> _What this task involves_
Locate every line in the records below that contains the word "JSON", and copy each one.

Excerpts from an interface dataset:
☆ ☆ ☆ ☆

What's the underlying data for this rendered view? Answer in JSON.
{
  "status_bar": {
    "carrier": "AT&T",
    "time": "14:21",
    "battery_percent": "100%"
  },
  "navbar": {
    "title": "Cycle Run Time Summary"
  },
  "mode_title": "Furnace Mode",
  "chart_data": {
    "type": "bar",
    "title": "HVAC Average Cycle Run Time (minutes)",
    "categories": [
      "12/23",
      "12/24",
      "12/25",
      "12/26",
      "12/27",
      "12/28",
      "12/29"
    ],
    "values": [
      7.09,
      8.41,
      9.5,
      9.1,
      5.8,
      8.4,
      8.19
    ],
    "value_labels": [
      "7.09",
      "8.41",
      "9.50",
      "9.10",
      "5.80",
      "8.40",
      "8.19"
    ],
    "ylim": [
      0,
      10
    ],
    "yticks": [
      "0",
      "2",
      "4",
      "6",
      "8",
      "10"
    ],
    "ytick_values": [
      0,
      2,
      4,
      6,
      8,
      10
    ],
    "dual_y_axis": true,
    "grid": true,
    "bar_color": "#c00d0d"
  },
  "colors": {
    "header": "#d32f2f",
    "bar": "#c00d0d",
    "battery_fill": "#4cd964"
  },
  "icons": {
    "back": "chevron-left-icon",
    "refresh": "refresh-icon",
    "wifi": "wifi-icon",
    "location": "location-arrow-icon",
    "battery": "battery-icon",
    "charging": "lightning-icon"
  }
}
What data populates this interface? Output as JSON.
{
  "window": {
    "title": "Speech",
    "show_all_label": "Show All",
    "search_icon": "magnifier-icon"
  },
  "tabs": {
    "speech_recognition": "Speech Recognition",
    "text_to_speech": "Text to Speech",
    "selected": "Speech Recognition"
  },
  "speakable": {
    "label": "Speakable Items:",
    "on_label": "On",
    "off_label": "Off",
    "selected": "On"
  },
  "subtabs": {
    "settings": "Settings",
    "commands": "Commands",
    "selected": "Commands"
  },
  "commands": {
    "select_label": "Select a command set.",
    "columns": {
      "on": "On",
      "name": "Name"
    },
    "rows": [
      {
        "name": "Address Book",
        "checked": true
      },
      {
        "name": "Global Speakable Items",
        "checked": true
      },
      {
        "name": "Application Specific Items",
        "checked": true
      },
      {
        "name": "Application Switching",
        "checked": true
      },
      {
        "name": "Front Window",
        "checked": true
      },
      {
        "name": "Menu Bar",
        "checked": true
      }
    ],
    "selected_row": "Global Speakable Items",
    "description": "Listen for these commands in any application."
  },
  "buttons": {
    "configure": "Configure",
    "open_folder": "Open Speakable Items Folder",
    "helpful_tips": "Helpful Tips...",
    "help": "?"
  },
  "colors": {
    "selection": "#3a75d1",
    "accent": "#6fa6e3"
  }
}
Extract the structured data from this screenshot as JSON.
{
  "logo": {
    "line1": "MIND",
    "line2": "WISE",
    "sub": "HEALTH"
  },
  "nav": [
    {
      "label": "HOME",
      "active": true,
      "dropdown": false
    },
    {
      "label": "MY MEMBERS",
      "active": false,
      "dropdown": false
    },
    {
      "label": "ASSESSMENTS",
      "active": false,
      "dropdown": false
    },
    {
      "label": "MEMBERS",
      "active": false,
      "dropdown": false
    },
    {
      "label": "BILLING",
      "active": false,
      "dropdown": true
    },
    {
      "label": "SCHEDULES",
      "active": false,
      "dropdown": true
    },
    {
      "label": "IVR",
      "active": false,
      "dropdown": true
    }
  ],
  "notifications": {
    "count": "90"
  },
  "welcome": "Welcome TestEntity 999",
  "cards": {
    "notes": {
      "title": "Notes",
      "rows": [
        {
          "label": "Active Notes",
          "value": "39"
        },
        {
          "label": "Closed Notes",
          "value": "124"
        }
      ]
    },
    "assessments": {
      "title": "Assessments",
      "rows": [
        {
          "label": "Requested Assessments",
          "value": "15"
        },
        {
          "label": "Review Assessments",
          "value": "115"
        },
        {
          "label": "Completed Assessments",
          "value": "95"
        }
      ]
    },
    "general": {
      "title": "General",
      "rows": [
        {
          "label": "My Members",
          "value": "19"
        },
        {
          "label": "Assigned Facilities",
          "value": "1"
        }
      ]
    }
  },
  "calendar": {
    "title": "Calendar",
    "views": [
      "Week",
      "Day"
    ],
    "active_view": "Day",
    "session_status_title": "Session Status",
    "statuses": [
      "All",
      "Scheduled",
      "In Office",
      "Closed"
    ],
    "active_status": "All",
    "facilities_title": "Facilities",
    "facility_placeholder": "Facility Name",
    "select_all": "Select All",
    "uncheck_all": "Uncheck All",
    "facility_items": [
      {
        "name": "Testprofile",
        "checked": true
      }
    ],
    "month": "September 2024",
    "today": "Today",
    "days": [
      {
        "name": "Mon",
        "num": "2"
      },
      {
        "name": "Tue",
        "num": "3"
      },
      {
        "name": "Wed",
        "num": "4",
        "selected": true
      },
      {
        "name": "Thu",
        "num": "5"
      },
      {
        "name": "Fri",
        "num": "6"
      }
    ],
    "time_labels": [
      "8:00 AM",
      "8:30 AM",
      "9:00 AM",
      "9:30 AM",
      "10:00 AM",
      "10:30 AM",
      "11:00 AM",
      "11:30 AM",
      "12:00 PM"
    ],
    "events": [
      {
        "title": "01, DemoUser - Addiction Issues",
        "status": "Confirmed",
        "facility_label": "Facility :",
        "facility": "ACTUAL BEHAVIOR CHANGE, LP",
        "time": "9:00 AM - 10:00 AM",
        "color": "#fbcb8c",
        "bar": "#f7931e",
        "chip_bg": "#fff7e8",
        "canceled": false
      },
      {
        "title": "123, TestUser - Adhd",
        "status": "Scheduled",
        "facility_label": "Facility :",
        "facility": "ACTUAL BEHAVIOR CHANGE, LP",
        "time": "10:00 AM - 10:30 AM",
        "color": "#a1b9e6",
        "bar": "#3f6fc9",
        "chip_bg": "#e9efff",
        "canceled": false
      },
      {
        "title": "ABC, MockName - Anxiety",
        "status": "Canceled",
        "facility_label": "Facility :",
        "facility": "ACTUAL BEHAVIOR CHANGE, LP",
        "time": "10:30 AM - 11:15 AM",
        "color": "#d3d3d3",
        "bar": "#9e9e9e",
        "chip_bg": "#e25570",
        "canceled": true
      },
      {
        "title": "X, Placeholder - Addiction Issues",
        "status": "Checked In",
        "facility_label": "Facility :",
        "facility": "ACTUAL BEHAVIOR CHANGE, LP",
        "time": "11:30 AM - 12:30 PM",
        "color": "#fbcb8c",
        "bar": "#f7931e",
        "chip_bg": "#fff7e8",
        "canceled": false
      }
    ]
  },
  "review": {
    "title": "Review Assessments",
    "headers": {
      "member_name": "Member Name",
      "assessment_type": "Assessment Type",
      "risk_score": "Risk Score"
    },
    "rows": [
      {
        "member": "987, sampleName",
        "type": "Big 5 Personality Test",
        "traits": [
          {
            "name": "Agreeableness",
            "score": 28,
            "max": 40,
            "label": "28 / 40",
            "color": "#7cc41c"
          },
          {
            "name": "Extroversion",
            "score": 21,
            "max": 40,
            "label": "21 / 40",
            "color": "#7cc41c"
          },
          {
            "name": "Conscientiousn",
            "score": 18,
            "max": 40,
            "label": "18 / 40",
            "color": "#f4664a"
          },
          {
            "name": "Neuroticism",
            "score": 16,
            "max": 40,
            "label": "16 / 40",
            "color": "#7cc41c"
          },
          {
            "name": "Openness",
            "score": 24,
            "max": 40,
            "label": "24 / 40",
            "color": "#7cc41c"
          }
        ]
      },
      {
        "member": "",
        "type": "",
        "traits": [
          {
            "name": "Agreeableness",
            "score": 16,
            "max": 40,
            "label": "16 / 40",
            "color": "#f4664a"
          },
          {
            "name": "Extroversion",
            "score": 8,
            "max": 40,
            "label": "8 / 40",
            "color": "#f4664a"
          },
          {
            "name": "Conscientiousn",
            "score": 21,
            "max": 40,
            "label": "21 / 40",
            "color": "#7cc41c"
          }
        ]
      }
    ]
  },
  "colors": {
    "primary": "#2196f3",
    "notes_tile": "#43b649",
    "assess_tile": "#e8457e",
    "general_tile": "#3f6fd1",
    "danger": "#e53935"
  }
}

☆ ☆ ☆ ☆

> _Response to this task_
What's the underlying data for this rendered view? Answer in JSON.
What data populates this interface? Output as JSON.
Extract the structured data from this screenshot as JSON.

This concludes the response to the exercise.